Overall, 92 percent of employers and recruiters already use or plan to use social networks to find job candidates this year. And the search appears to be paying off.
A full 73 percent of the recruiters polled said they hired someone who was found or introduced through a social network. Among those, 89 percent found someone through LinkedIn, 26 percent through Facebook, and 15 percent through Twitter.
This increased dependency on social networks means job seekers need to be even more careful what they say and how they say it.
More than half of the recruiters polled said they'd react negatively to a spelling or grammatical error in someone's profile, according to the survey. And to no surprise, posts that use profanity, are of a sexual nature, or mention illegal drugs are looked down upon by an even greater percentage.

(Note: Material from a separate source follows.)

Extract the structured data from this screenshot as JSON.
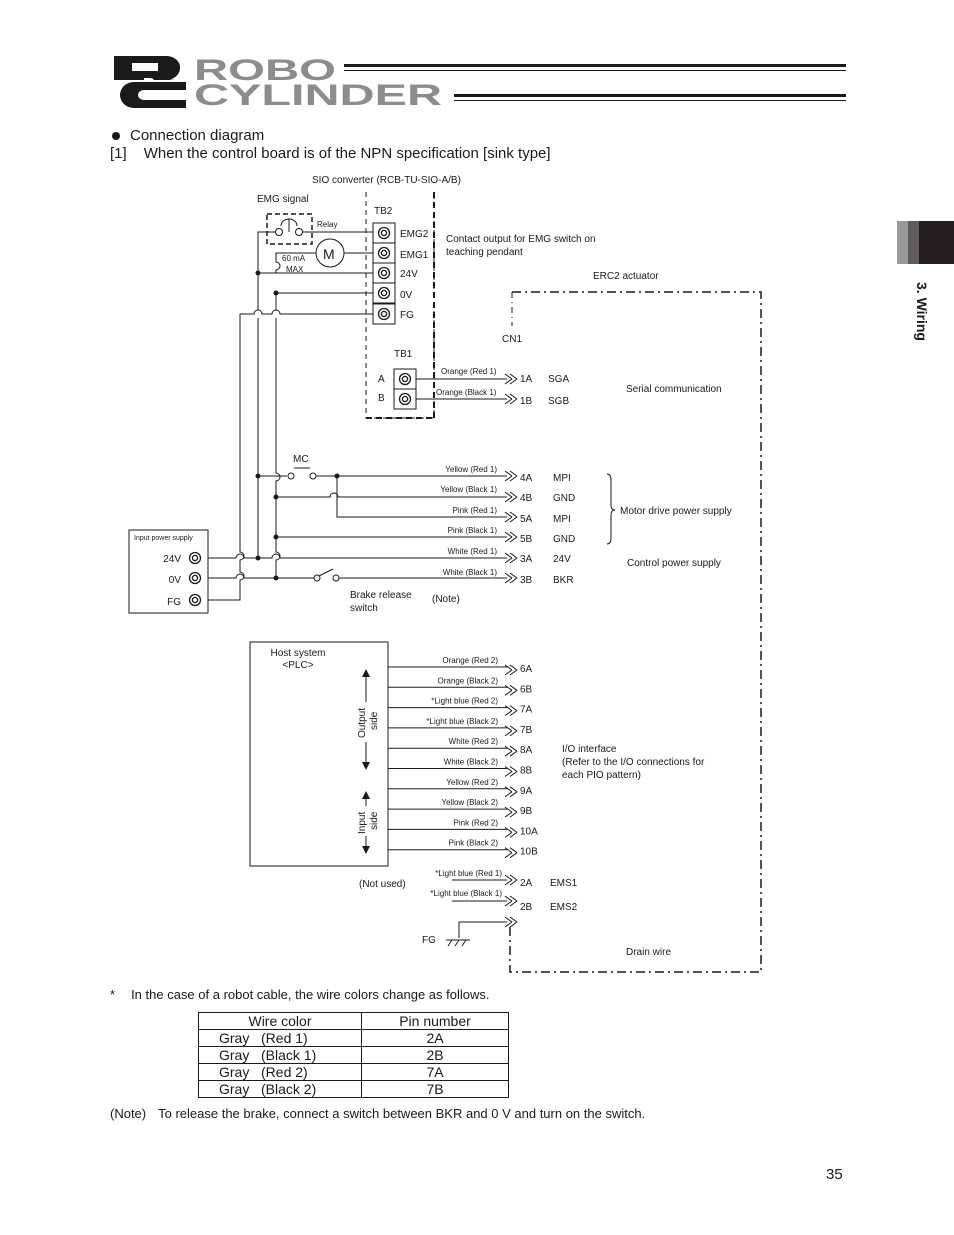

"The rise in social recruiting has allowed both candidates and employers an easier way to find the best match," Jobvite CEO Dan Finnigan said in a statement. "We continue to see social recruiting gain popularity because it is more efficient than the days of sifting through a haystack of resumes. It also increases quality referral hires, which our own data on Jobvite proves are hired faster and last longer."
Conducted last month, Jobvite's "Social Recruiting Survey 2012" polled more than 1,000 HR professionals and and recruiters on their use of social networks.